**What needs to be done**
Each of the records below must be reproduced exactly.

[Records for processing Boundary: Start]

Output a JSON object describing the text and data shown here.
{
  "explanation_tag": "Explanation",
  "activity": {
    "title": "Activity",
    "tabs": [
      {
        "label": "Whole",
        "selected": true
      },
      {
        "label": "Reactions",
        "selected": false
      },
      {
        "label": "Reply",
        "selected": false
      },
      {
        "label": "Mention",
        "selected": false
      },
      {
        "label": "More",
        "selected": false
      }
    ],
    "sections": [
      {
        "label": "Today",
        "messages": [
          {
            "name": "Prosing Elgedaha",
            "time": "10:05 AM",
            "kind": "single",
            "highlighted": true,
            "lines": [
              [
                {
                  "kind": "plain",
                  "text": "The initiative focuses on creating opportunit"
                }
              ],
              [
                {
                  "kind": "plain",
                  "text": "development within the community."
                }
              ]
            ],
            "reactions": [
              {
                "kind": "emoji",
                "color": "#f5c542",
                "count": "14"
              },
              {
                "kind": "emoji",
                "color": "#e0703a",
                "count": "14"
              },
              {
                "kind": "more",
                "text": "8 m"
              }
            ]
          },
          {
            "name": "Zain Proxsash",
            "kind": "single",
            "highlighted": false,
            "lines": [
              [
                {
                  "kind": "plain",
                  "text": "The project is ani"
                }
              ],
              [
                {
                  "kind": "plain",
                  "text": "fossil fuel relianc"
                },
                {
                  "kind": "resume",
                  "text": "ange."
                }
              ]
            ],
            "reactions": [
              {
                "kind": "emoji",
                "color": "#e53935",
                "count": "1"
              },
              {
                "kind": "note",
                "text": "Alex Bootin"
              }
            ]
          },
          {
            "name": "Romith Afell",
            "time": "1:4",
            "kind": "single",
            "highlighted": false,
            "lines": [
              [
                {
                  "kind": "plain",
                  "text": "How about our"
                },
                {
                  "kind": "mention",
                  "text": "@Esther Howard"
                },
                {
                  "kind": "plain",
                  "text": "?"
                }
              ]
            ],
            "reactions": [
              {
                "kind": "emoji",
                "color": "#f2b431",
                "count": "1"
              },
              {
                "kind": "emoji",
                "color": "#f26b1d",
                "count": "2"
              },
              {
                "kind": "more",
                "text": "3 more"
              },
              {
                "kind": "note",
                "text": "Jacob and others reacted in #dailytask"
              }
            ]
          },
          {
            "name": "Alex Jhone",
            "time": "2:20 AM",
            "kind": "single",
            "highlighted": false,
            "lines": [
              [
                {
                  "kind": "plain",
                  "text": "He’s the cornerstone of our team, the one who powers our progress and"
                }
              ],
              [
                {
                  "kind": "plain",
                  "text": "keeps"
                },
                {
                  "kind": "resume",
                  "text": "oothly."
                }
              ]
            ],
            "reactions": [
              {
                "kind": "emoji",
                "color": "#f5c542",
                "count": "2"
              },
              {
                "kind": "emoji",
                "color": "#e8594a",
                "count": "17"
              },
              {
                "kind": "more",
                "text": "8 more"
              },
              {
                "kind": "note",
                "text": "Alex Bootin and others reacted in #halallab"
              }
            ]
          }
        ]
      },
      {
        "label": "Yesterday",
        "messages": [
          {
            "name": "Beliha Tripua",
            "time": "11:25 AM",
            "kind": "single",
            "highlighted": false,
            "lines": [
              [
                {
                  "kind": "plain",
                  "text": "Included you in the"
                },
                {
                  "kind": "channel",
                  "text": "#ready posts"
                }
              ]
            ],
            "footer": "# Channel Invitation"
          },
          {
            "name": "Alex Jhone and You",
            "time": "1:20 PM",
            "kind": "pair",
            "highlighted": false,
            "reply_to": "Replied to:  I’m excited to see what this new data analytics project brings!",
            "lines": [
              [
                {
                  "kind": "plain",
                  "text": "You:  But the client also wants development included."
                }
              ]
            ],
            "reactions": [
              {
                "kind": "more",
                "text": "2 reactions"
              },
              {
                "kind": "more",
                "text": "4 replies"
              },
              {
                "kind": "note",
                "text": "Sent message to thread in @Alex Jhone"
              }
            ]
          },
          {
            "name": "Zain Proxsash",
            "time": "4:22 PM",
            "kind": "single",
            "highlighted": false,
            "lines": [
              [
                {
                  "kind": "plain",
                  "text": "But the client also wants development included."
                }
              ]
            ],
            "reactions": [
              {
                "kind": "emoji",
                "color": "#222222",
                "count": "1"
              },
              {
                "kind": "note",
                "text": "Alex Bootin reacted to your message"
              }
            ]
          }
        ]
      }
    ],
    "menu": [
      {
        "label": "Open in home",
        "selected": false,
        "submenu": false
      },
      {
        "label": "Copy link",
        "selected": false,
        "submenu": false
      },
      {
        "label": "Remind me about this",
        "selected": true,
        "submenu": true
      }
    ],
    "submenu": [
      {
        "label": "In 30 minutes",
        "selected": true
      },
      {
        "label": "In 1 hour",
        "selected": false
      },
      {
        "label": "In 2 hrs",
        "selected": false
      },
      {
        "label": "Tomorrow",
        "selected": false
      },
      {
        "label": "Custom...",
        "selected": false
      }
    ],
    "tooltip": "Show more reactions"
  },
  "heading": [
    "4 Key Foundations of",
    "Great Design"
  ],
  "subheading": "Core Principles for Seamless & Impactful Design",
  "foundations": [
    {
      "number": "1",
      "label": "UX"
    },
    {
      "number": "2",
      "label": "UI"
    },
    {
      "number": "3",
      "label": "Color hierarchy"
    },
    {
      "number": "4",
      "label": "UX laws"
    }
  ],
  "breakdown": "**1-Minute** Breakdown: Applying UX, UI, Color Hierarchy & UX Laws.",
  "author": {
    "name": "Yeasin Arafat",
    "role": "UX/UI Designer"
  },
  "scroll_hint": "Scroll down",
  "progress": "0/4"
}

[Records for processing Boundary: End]

**Response to the task**
Output a JSON object describing the text and data shown here.
{
  "explanation_tag": "Explanation",
  "activity": {
    "title": "Activity",
    "tabs": [
      {
        "label": "Whole",
        "selected": true
      },
      {
        "label": "Reactions",
        "selected": false
      },
      {
        "label": "Reply",
        "selected": false
      },
      {
        "label": "Mention",
        "selected": false
      },
      {
        "label": "More",
        "selected": false
      }
    ],
    "sections": [
      {
        "label": "Today",
        "messages": [
          {
            "name": "Prosing Elgedaha",
            "time": "10:05 AM",
            "kind": "single",
            "highlighted": true,
            "lines": [
              [
                {
                  "kind": "plain",
                  "text": "The initiative focuses on creating opportunit"
                }
              ],
              [
                {
                  "kind": "plain",
                  "text": "development within the community."
                }
              ]
            ],
            "reactions": [
              {
                "kind": "emoji",
                "color": "#f5c542",
                "count": "14"
              },
              {
                "kind": "emoji",
                "color": "#e0703a",
                "count": "14"
              },
              {
                "kind": "more",
                "text": "8 m"
              }
            ]
          },
          {
            "name": "Zain Proxsash",
            "kind": "single",
            "highlighted": false,
            "lines": [
              [
                {
                  "kind": "plain",
                  "text": "The project is ani"
                }
              ],
              [
                {
                  "kind": "plain",
                  "text": "fossil fuel relianc"
                },
                {
                  "kind": "resume",
                  "text": "ange."
                }
              ]
            ],
            "reactions": [
              {
                "kind": "emoji",
                "color": "#e53935",
                "count": "1"
              },
              {
                "kind": "note",
                "text": "Alex Bootin"
              }
            ]
          },
          {
            "name": "Romith Afell",
            "time": "1:4",
            "kind": "single",
            "highlighted": false,
            "lines": [
              [
                {
                  "kind": "plain",
                  "text": "How about our"
                },
                {
                  "kind": "mention",
                  "text": "@Esther Howard"
                },
                {
                  "kind": "plain",
                  "text": "?"
                }
              ]
            ],
            "reactions": [
              {
                "kind": "emoji",
                "color": "#f2b431",
                "count": "1"
              },
              {
                "kind": "emoji",
                "color": "#f26b1d",
                "count": "2"
              },
              {
                "kind": "more",
                "text": "3 more"
              },
              {
                "kind": "note",
                "text": "Jacob and others reacted in #dailytask"
              }
            ]
          },
          {
            "name": "Alex Jhone",
            "time": "2:20 AM",
            "kind": "single",
            "highlighted": false,
            "lines": [
              [
                {
                  "kind": "plain",
                  "text": "He’s the cornerstone of our team, the one who powers our progress and"
                }
              ],
              [
                {
                  "kind": "plain",
                  "text": "keeps"
                },
                {
                  "kind": "resume",
                  "text": "oothly."
                }
              ]
            ],
            "reactions": [
              {
                "kind": "emoji",
                "color": "#f5c542",
                "count": "2"
              },
              {
                "kind": "emoji",
                "color": "#e8594a",
                "count": "17"
              },
              {
                "kind": "more",
                "text": "8 more"
              },
              {
                "kind": "note",
                "text": "Alex Bootin and others reacted in #halallab"
              }
            ]
          }
        ]
      },
      {
        "label": "Yesterday",
        "messages": [
          {
            "name": "Beliha Tripua",
            "time": "11:25 AM",
            "kind": "single",
            "highlighted": false,
            "lines": [
              [
                {
                  "kind": "plain",
                  "text": "Included you in the"
                },
                {
                  "kind": "channel",
                  "text": "#ready posts"
                }
              ]
            ],
            "footer": "# Channel Invitation"
          },
          {
            "name": "Alex Jhone and You",
            "time": "1:20 PM",
            "kind": "pair",
            "highlighted": false,
            "reply_to": "Replied to:  I’m excited to see what this new data analytics project brings!",
            "lines": [
              [
                {
                  "kind": "plain",
                  "text": "You:  But the client also wants development included."
                }
              ]
            ],
            "reactions": [
              {
                "kind": "more",
                "text": "2 reactions"
              },
              {
                "kind": "more",
                "text": "4 replies"
              },
              {
                "kind": "note",
                "text": "Sent message to thread in @Alex Jhone"
              }
            ]
          },
          {
            "name": "Zain Proxsash",
            "time": "4:22 PM",
            "kind": "single",
            "highlighted": false,
            "lines": [
              [
                {
                  "kind": "plain",
                  "text": "But the client also wants development included."
                }
              ]
            ],
            "reactions": [
              {
                "kind": "emoji",
                "color": "#222222",
                "count": "1"
              },
              {
                "kind": "note",
                "text": "Alex Bootin reacted to your message"
              }
            ]
          }
        ]
      }
    ],
    "menu": [
      {
        "label": "Open in home",
        "selected": false,
        "submenu": false
      },
      {
        "label": "Copy link",
        "selected": false,
        "submenu": false
      },
      {
        "label": "Remind me about this",
        "selected": true,
        "submenu": true
      }
    ],
    "submenu": [
      {
        "label": "In 30 minutes",
        "selected": true
      },
      {
        "label": "In 1 hour",
        "selected": false
      },
      {
        "label": "In 2 hrs",
        "selected": false
      },
      {
        "label": "Tomorrow",
        "selected": false
      },
      {
        "label": "Custom...",
        "selected": false
      }
    ],
    "tooltip": "Show more reactions"
  },
  "heading": [
    "4 Key Foundations of",
    "Great Design"
  ],
  "subheading": "Core Principles for Seamless & Impactful Design",
  "foundations": [
    {
      "number": "1",
      "label": "UX"
    },
    {
      "number": "2",
      "label": "UI"
    },
    {
      "number": "3",
      "label": "Color hierarchy"
    },
    {
      "number": "4",
      "label": "UX laws"
    }
  ],
  "breakdown": "**1-Minute** Breakdown: Applying UX, UI, Color Hierarchy & UX Laws.",
  "author": {
    "name": "Yeasin Arafat",
    "role": "UX/UI Designer"
  },
  "scroll_hint": "Scroll down",
  "progress": "0/4"
}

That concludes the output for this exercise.